From the records below, take each line where the string "Incorrect" shows up and copy it.

*** Input for this task ***

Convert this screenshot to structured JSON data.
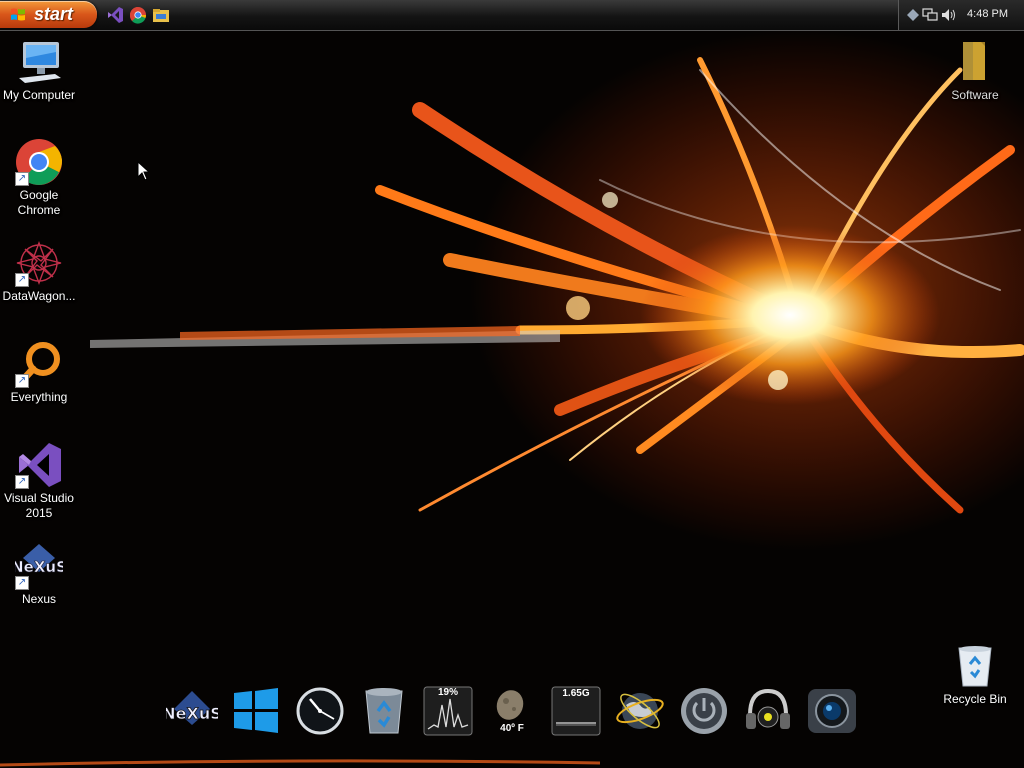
{
  "taskbar": {
    "start_label": "start",
    "quick_launch": [
      {
        "name": "visual-studio-icon"
      },
      {
        "name": "chrome-icon"
      },
      {
        "name": "explorer-folder-icon"
      }
    ],
    "tray": {
      "icons": [
        "tray-diamond-icon",
        "network-icon",
        "volume-icon"
      ],
      "time": "4:48 PM"
    }
  },
  "desktop": {
    "left_icons": [
      {
        "label": "My Computer",
        "icon": "computer-icon"
      },
      {
        "label": "Google Chrome",
        "icon": "chrome-icon"
      },
      {
        "label": "DataWagon...",
        "icon": "datawagon-icon"
      },
      {
        "label": "Everything",
        "icon": "everything-icon"
      },
      {
        "label": "Visual Studio 2015",
        "icon": "visual-studio-icon"
      },
      {
        "label": "Nexus",
        "icon": "nexus-icon"
      }
    ],
    "right_icons": [
      {
        "label": "Software",
        "icon": "folder-icon"
      },
      {
        "label": "Recycle Bin",
        "icon": "recycle-bin-icon"
      }
    ]
  },
  "dock": {
    "items": [
      {
        "name": "nexus-dock-icon"
      },
      {
        "name": "windows-dock-icon"
      },
      {
        "name": "clock-dock-icon"
      },
      {
        "name": "recycle-dock-icon"
      },
      {
        "name": "cpu-meter-dock-icon",
        "text": "19%"
      },
      {
        "name": "weather-dock-icon",
        "text": "40º F"
      },
      {
        "name": "memory-meter-dock-icon",
        "text": "1.65G"
      },
      {
        "name": "network-globe-dock-icon"
      },
      {
        "name": "power-dock-icon"
      },
      {
        "name": "music-dock-icon"
      },
      {
        "name": "camera-dock-icon"
      }
    ]
  },
  "colors": {
    "accent": "#e8651e",
    "fire_core": "#fff6c8",
    "fire_mid": "#ff9a1a",
    "fire_outer": "#d63d0a"
  }
}
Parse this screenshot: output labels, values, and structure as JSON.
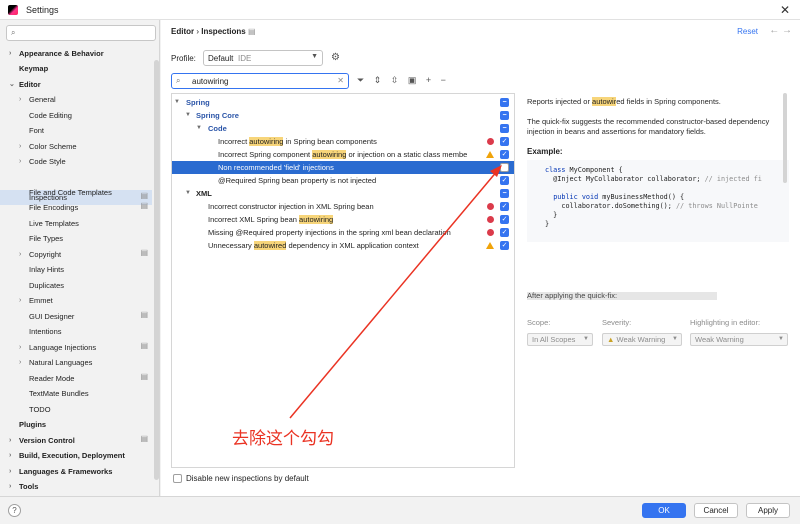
{
  "window": {
    "title": "Settings"
  },
  "sidebar": {
    "search_placeholder": "",
    "items": [
      {
        "label": "Appearance & Behavior"
      },
      {
        "label": "Keymap"
      },
      {
        "label": "Editor"
      },
      {
        "label": "General"
      },
      {
        "label": "Code Editing"
      },
      {
        "label": "Font"
      },
      {
        "label": "Color Scheme"
      },
      {
        "label": "Code Style"
      },
      {
        "label": "Inspections"
      },
      {
        "label": "File and Code Templates"
      },
      {
        "label": "File Encodings"
      },
      {
        "label": "Live Templates"
      },
      {
        "label": "File Types"
      },
      {
        "label": "Copyright"
      },
      {
        "label": "Inlay Hints"
      },
      {
        "label": "Duplicates"
      },
      {
        "label": "Emmet"
      },
      {
        "label": "GUI Designer"
      },
      {
        "label": "Intentions"
      },
      {
        "label": "Language Injections"
      },
      {
        "label": "Natural Languages"
      },
      {
        "label": "Reader Mode"
      },
      {
        "label": "TextMate Bundles"
      },
      {
        "label": "TODO"
      },
      {
        "label": "Plugins"
      },
      {
        "label": "Version Control"
      },
      {
        "label": "Build, Execution, Deployment"
      },
      {
        "label": "Languages & Frameworks"
      },
      {
        "label": "Tools"
      }
    ]
  },
  "header": {
    "breadcrumb_parent": "Editor",
    "breadcrumb_sep": "›",
    "breadcrumb_current": "Inspections",
    "reset": "Reset"
  },
  "profile": {
    "label": "Profile:",
    "value": "Default",
    "scope": "IDE"
  },
  "filter": {
    "value": "autowiring"
  },
  "inspections": {
    "spring": "Spring",
    "spring_core": "Spring Core",
    "code": "Code",
    "xml": "XML",
    "rows": [
      {
        "pre": "Incorrect ",
        "hl": "autowiring",
        "post": " in Spring bean components"
      },
      {
        "pre": "Incorrect Spring component ",
        "hl": "autowiring",
        "post": " or injection on a static class membe"
      },
      {
        "pre": "Non recommended 'field' injections",
        "hl": "",
        "post": ""
      },
      {
        "pre": "@Required Spring bean property is not injected",
        "hl": "",
        "post": ""
      },
      {
        "pre": "Incorrect constructor injection in XML Spring bean",
        "hl": "",
        "post": ""
      },
      {
        "pre": "Incorrect XML Spring bean ",
        "hl": "autowiring",
        "post": ""
      },
      {
        "pre": "Missing @Required property injections in the spring xml bean declaration",
        "hl": "",
        "post": ""
      },
      {
        "pre": "Unnecessary ",
        "hl": "autowired",
        "post": " dependency in XML application context"
      }
    ],
    "disable_new": "Disable new inspections by default"
  },
  "description": {
    "line1_pre": "Reports injected or ",
    "line1_hl": "autowir",
    "line1_post": "ed fields in Spring components.",
    "para2": "The quick-fix suggests the recommended constructor-based dependency injection in beans and assertions for mandatory fields.",
    "example": "Example:",
    "after_fix": "After applying the quick-fix:"
  },
  "options": {
    "scope_label": "Scope:",
    "scope_value": "In All Scopes",
    "severity_label": "Severity:",
    "severity_value": "Weak Warning",
    "highlight_label": "Highlighting in editor:",
    "highlight_value": "Weak Warning"
  },
  "annotation": {
    "text": "去除这个勾勾"
  },
  "footer": {
    "ok": "OK",
    "cancel": "Cancel",
    "apply": "Apply"
  },
  "colors": {
    "accent": "#3574f0",
    "selection": "#2a6bd0",
    "annotation": "#ea3323",
    "highlight": "#f7d57a"
  }
}
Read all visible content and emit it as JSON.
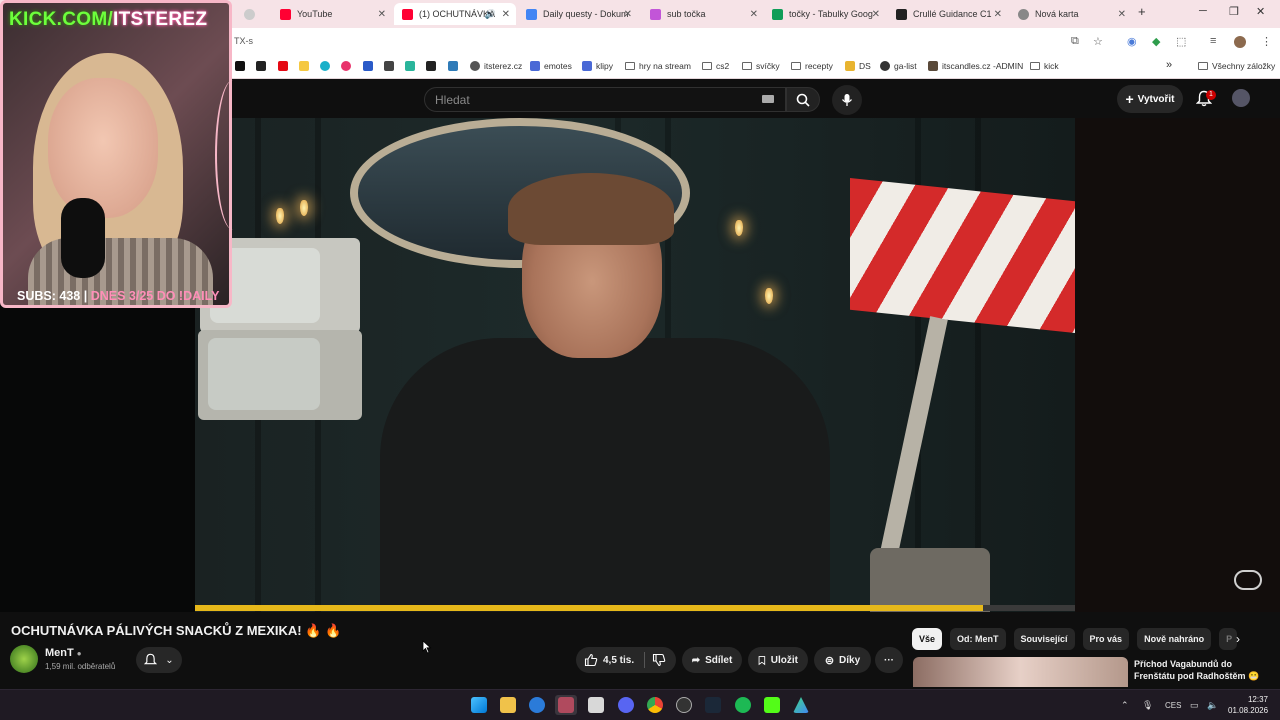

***

> [Response]:
        "pre": "Incorrect ",
        "pre": "Incorrect Spring component ",
        "pre": "Incorrect constructor injection in XML Spring bean",
        "pre": "Incorrect XML Spring bean ",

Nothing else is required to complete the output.